The preserve includes over 1,000 feet of frontage on Western Bay. The Fern Trail leads to an area of the shore that’s dominated by outcroppings of Ellsworth schist, the oldest rock found on Mount Desert Island. The metamorphic rock is characterized by contorted, thin bands of white and gray quartz and feldspar, and green chlorite.
The Shore Trail leads to a large gravel beach and another area of outcroppings, where benches and chairs are located. Several ledges lie offshore, and are frequented by sunning harbor seals.
Other wildlife commonly seen on the property include white-tailed deer, porcupines and snowshoe hares. The preserve is also home to a variety of birds, including ruby-crowned kinglets, osprey, at least 12 species of warblers and six members of the woodpecker family, including black-backed woodpeckers, which are uncommon in Maine.
The final trail on the property is the 0.7-mile Rockwall Trail, which starts 0.25 mile north of the parking area off Higgins Farm Road. The trail runs west through the forest and intersects with the Big Woods Trail. It’s easy to miss and isn’t marked on the trail map currently provided by The Nature Conservancy.
The preserve is open year round, from sunrise to sunset. Access is free. Dogs are not permitted. Bikes and motorized vehicles are not allowed on the trails. Camping and fires are not permitted. Be sure to park at the parking lot and walk in. There is no parking at the shore. Stay on trails and respect the areas marked private or not open to the public.
For more information, visit nature.org or call 207-729-5182.
From left (clockwise): A barnacle-encrusted boulder perches at the edge of the water on Nov. 22, at Indian Point-Blagden Preserve in Bar Harbor; An expansive gravel beach can be found by hiking the Shore Trail of Indian Point-Blagden Preserve; A series of wooden bridges are located on the Fern Trail. Credit: Aislinn Sarnacki | BDN
Personal note: It was a chilly but sunny and wind-free day on Nov. 22 when my husband Derek and I decided to explore Indian Point-Blagden Preserve. As we followed the Big Woods Trail, we were delighted by the incredibly mossy forest. (“Mossome” is how Derek described it.) Surrounded by thick carpets of moss and a variety of evergreen trees, we were in a world of rich greens. It’s just the kind of habitat I love visiting late in the year, when much of color is sapped from the landscape. Evergreen trees provide color and shelter year round.

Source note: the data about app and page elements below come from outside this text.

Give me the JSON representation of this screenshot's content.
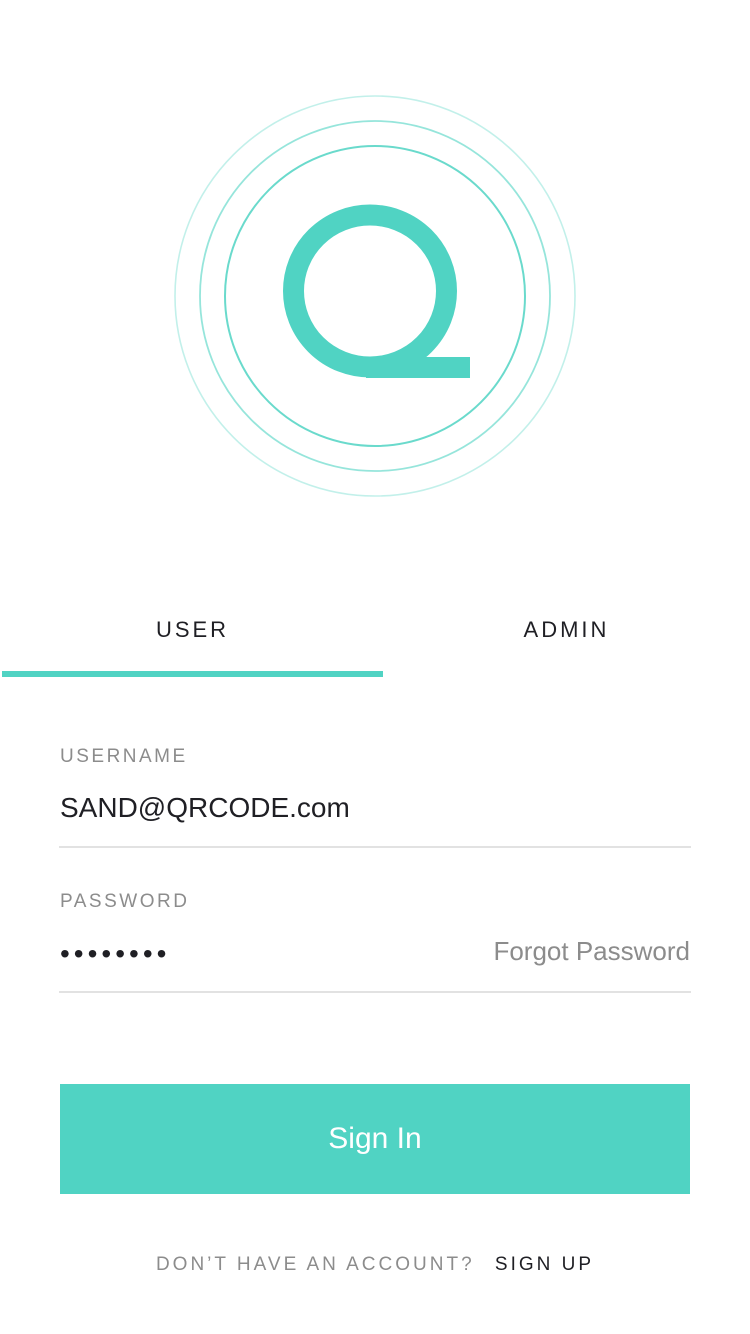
{
  "brand": {
    "logo_letter": "Q",
    "accent_color": "#50d3c3"
  },
  "tabs": [
    {
      "label": "USER",
      "active": true
    },
    {
      "label": "ADMIN",
      "active": false
    }
  ],
  "form": {
    "username": {
      "label": "USERNAME",
      "value": "SAND@QRCODE.com"
    },
    "password": {
      "label": "PASSWORD",
      "value": "password",
      "forgot_label": "Forgot Password"
    },
    "submit_label": "Sign In"
  },
  "footer": {
    "prompt": "DON’T HAVE AN ACCOUNT?",
    "signup_label": "SIGN UP"
  }
}
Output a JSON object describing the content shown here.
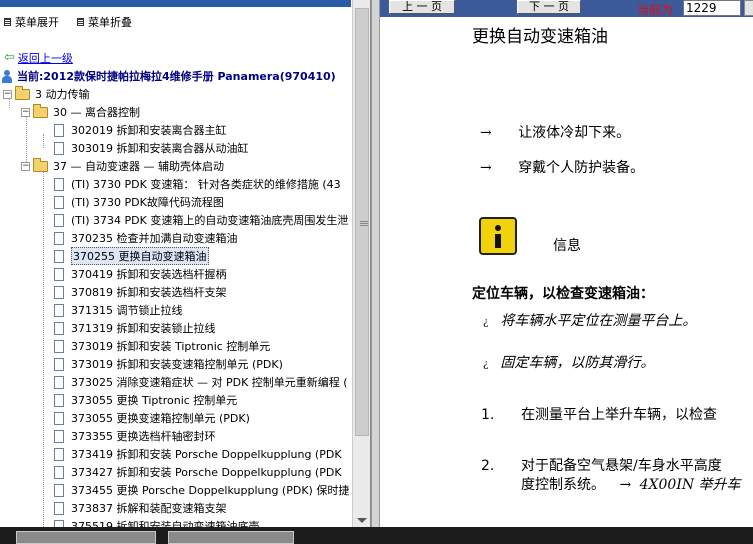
{
  "left_panel": {
    "toolbar": {
      "expand_label": "菜单展开",
      "collapse_label": "菜单折叠"
    },
    "back_label": "返回上一级",
    "current_label": "当前:2012款保时捷帕拉梅拉4维修手册 Panamera(970410)",
    "tree": {
      "root": "3 动力传输",
      "group30": "30 — 离合器控制",
      "group30_items": [
        "302019 拆卸和安装离合器主缸",
        "303019 拆卸和安装离合器从动油缸"
      ],
      "group37": "37 — 自动变速器 — 辅助壳体启动",
      "group37_items": [
        "(TI) 3730 PDK 变速箱： 针对各类症状的维修措施 (43",
        "(TI) 3730 PDK故障代码流程图",
        "(TI) 3734 PDK 变速箱上的自动变速箱油底壳周围发生泄",
        "370235 检查并加满自动变速箱油",
        "370255 更换自动变速箱油",
        "370419 拆卸和安装选档杆握柄",
        "370819 拆卸和安装选档杆支架",
        "371315 调节锁止拉线",
        "371319 拆卸和安装锁止拉线",
        "373019 拆卸和安装 Tiptronic 控制单元",
        "373019 拆卸和安装变速箱控制单元 (PDK)",
        "373025 消除变速箱症状 — 对 PDK 控制单元重新编程 (",
        "373055 更换 Tiptronic 控制单元",
        "373055 更换变速箱控制单元 (PDK)",
        "373355 更换选档杆轴密封环",
        "373419 拆卸和安装 Porsche Doppelkupplung (PDK",
        "373427 拆卸和安装 Porsche Doppelkupplung (PDK",
        "373455 更换 Porsche Doppelkupplung (PDK) 保时捷",
        "373837 拆解和装配变速箱支架",
        "375519 拆卸和安装自动变速箱油底壳"
      ],
      "selected_index": 4
    }
  },
  "right_panel": {
    "nav": {
      "prev_label": "上 一 页",
      "next_label": "下 一 页",
      "current_label": "当前为",
      "page_value": "1229"
    },
    "title": "更换自动变速箱油",
    "steps": [
      {
        "arrow": "→",
        "text": "让液体冷却下来。"
      },
      {
        "arrow": "→",
        "text": "穿戴个人防护装备。"
      }
    ],
    "info_label": "信息",
    "section_heading": "定位车辆，以检查变速箱油：",
    "bullets": [
      {
        "mark": "¿",
        "text": "将车辆水平定位在测量平台上。"
      },
      {
        "mark": "¿",
        "text": "固定车辆，以防其滑行。"
      }
    ],
    "numbered": [
      {
        "n": "1.",
        "text": "在测量平台上举升车辆，以检查"
      },
      {
        "n": "2.",
        "text": "对于配备空气悬架/车身水平高度"
      }
    ],
    "numbered_cont": {
      "text": "度控制系统。",
      "arrow": "→",
      "ref": "4X00IN 举升车"
    }
  },
  "colors": {
    "accent": "#3c5a99",
    "link": "#0000ee",
    "current": "#000080",
    "page_label": "#e01010"
  },
  "icons": [
    "menu-expand-icon",
    "menu-collapse-icon",
    "back-arrow-icon",
    "person-icon",
    "folder-icon",
    "document-icon",
    "info-icon"
  ]
}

While pausing to inspect a clump of lichen, I heard a noise that I at first took for a deer walking through the forest. Then, around the corner came a lone hiker. Derek and I stepped to the side to allow him to pass, but he paused and exchanged a few words with us at a distance. A frequent visitor of the preserve, he shared that it can sometimes be buggy in the spring and summer. He prefers visiting in the fall and winter — so we’d picked just the right time.
By the time we reached the shore, the tide was sneaking inward, about halfway between low and high tide. This left much of the rocky shore and beach exposed, so we took our time exploring. For the most part, our attention was focused on the interesting striped patterns in the rock outcroppings. The contrast between the white and nearly black stripes, twisting this way and that, made for a striking effect.

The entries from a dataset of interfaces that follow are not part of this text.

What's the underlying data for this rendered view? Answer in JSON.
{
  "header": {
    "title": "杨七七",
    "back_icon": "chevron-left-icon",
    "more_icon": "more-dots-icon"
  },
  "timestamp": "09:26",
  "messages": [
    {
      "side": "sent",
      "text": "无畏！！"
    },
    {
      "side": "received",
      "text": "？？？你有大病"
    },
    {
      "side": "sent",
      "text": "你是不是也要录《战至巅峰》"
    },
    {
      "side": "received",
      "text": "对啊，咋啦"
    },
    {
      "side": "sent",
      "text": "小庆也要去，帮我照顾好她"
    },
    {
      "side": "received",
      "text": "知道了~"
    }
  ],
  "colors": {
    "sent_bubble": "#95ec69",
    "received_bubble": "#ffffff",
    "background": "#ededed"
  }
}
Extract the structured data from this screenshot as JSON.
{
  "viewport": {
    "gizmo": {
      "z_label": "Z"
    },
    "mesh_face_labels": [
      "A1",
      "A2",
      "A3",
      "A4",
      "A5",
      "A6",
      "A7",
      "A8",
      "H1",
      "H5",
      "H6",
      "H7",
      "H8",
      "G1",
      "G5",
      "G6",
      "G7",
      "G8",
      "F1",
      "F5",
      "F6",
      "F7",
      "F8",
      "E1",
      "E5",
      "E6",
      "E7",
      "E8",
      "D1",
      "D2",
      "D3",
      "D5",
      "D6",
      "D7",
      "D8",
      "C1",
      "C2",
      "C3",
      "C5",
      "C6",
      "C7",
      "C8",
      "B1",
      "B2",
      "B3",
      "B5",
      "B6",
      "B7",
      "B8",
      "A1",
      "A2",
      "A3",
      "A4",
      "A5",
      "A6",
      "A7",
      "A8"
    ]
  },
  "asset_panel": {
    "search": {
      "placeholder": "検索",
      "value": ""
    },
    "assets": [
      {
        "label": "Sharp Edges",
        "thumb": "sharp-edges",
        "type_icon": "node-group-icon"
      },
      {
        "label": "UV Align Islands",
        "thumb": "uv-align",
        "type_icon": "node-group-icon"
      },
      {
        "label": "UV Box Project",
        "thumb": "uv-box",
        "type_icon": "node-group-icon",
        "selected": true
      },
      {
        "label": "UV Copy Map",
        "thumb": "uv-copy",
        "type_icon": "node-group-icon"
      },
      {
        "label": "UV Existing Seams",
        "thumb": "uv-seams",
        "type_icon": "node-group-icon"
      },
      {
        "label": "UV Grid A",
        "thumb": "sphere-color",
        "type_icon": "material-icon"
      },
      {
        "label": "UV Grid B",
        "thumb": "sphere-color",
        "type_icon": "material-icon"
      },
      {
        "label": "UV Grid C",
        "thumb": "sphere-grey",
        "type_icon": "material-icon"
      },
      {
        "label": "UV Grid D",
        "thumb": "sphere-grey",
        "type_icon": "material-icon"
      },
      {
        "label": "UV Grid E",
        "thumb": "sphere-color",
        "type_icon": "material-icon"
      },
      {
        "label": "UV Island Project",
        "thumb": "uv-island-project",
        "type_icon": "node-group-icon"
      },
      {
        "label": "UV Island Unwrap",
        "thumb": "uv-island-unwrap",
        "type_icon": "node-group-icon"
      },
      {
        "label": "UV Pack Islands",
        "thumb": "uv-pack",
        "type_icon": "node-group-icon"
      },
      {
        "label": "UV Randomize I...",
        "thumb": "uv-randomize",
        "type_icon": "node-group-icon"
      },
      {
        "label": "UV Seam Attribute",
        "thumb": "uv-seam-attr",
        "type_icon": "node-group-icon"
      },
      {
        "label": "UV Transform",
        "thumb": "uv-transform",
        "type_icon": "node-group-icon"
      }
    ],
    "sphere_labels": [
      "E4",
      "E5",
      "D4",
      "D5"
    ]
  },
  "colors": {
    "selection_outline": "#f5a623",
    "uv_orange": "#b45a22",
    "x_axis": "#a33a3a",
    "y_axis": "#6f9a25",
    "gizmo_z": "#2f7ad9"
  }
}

We also looked for the seals that are known for loafing about on the ledges offshore, but we only spotted a few gulls. Perhaps another day.
How to get there: The preserve is located on Higgins Farm Road in west Bar Harbor. To get there, cross the causeway onto MDI on Route 3. Just after the causeway, turn right at the fork in the road onto Route 102. Drive 2 miles, then turn right onto Indian Point Road. Drive 1.9 miles, then turn right onto Higgins Farm Road. Drive about 150 feet and the parking lot will be on your left.
Aislinn Sarnacki can be reached at firstname.lastname@example.org. Follow her on Twitter: @1minhikegirl, and Instagram: @actoutdoors. Her guidebooks “Family Friendly Hikes in Maine,” “Maine Hikes Off the Beaten Path” and “Dog-Friendly Hikes in Maine” are available at local bookstores and wherever books are sold.